The fight to save the venerable A-10 Thunderbolt II continues.
Rep. Ron Barber, D-Ariz., has signed a letter along with 32 other members of Congress imploring Secretary of Defense Chuck Hagel to preserve the A-10 program, which has a large presence at Davis-Monthan Air Force Base.
“We oppose any effort that would divest the A-10, creating a CAS (close air support) capability gap that would reduce Air Force combat power and unnecessarily endanger our service members in future conflicts,” the letter reads.
The letter was written in an effort to head off any threat from impending federal budget cuts in the coming fiscal year, which almost certainly will include defense-spending reductions.
“We do not want to see it divested,” Barber said of the A-10 on Wednesday. “We’ve invested a lot of money to keep it flying.”
The Department of Defense recently spent more than $1.1 billion to replace wings on more than 200 A-10s, extending the life of the planes more than 20 years.
The congressman said eliminating the A-10 program would not only represent waste but could severely hinder D-M’s economic impact to the region, which he described as vital.
Davis-Monthan is home to three squadrons of A-10s, about 75 aircraft, which makes up an import segment of airbase operations. It’s also the training center for A-10 pilots.
An Air Force analysis from 2012 estimates the base employed up to 2,000 airmen, 3,300 civilian workers, helped support more than 4,600 jobs in the region and pumped more than $1.6 billion into the regional economy.
Barber said the never-ending fight over the federal budget lies at the heart of the A-10 debate.
“Sequestration is continuing as we speak,” he said.
The automatic budget cuts scheduled to occur without some accord among leaders on Capitol Hill would eliminate $20 billion in defense spending in fiscal 2014.
One way to reach those cuts would be to essentially mothball the A-10, a jet that first took flight in 1972.
“It’s a huge problem, and the American people need to be aware of it,” Barber said.
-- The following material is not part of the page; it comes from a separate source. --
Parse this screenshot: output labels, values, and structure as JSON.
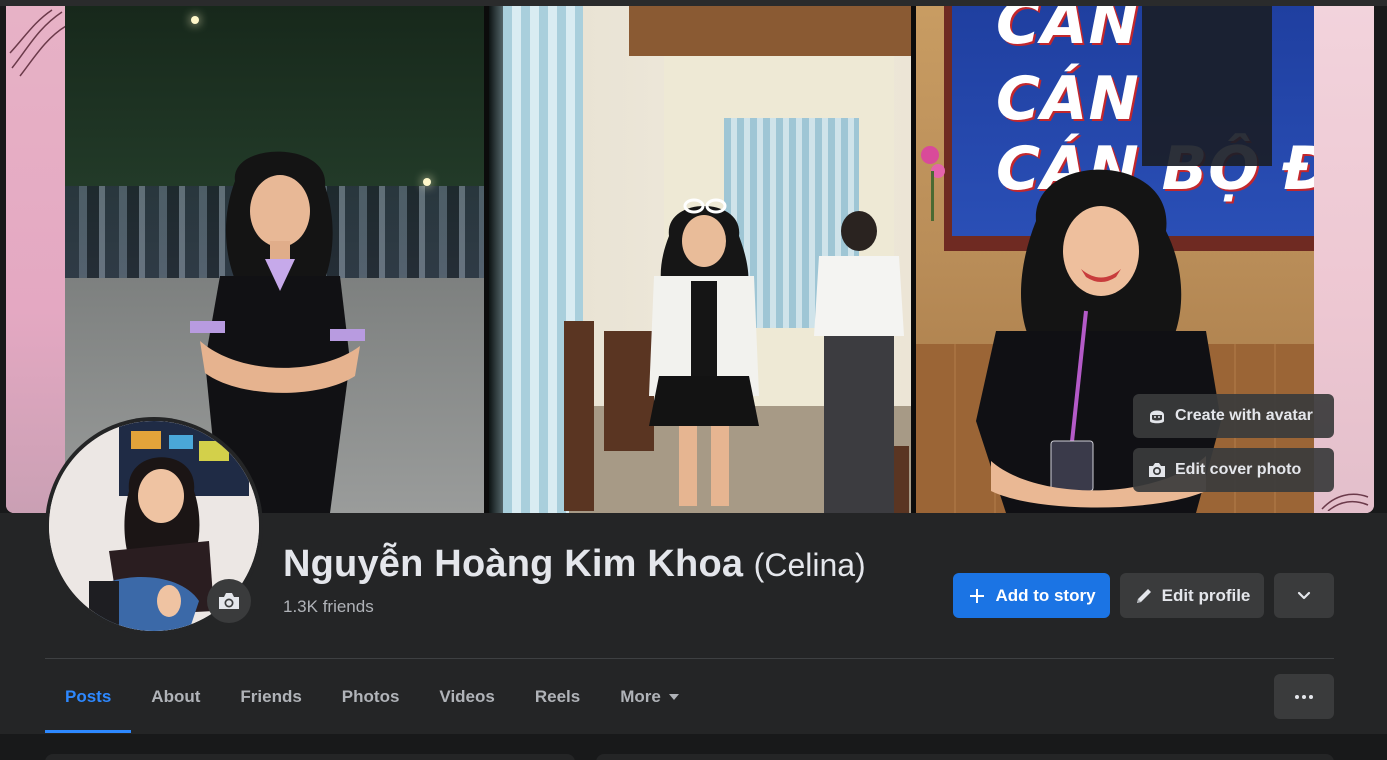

Republican Martha McSally, who intends to run against Barber in 2014, said it seems the congressman has only now realized the threat of impending elimination of the A-10 program.
“He’s finally woken up after being asleep at the wheel,” McSally said, pointing to statements he made to the Arizona Daily Star in September downplaying short-term risks to the A-10 program.
McSally said it would be naïve to think the Pentagon wouldn’t eliminate the planes even after spending more than $1 billion to refurbish them.
She did agree, however, that the A-10 “provides a unique capability that no other airplane does,” and should be preserved.
McSally flew A-10s for the Air Force and commanded a squadron at D-M.
The A-10 has long been revered for its durability and years of successful ground-support service, but its future has been the subject of speculation for several years.
The Defense Department has sought to replace the A-10 — nicknamed the “Warthog” because of the 30 mm Gatling-style cannon protruding from its nose — with the ultrahigh-tech F-35, which has been in design phases for years.
Despite few of the planes making it off the assembly line, numerous performance issues and ever-increasing costs — as much as $150 million per unit, by some estimates — the F-35’s clout could prove difficult to overcome.
That is in part the result of the wide net of government contracts the development of the F-35 has cast, affecting more than 1,300 producers in 45 states, supporting jobs in potentially hundreds of congressional districts.
Added to that, communities across the country have lined up to become the home of the vaunted fighter once production of the jet takes off starting in about 2017.
Barber said Tucson, too, should make a play for the F-35. But we shouldn’t expect it to replace the A-10.
“The F-35, to be clear, does not have the same capabilities as the A-10,” he said.
McSally also said the region should make a play for the advanced fighter in the long term but it should not be considered a replacement for the A-10 anytime in the near future.
“We’ve got to advocate for the A-10 and the F-35,” she said.